> [Directions] Where does the word "content" show up in the records? Copy every line that has it.

(Interface dataset entries)

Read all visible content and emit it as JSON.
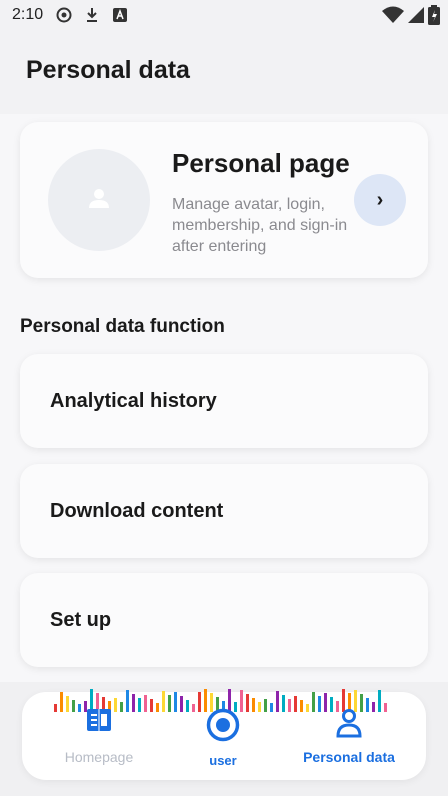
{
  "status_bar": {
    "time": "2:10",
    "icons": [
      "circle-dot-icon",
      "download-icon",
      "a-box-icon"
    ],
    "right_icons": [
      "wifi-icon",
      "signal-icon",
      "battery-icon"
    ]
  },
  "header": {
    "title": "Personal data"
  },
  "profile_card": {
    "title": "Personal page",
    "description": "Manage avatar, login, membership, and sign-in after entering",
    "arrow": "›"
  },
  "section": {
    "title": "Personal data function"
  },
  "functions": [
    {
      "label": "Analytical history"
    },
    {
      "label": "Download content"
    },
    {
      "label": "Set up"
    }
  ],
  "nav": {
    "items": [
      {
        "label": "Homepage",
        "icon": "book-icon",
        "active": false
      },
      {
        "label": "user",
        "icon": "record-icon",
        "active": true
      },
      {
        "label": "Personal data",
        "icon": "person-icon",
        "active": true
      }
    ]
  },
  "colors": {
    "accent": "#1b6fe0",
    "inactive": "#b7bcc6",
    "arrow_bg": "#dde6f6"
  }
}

> [Answer area]
Read all visible content and emit it as JSON.
      "label": "Download content"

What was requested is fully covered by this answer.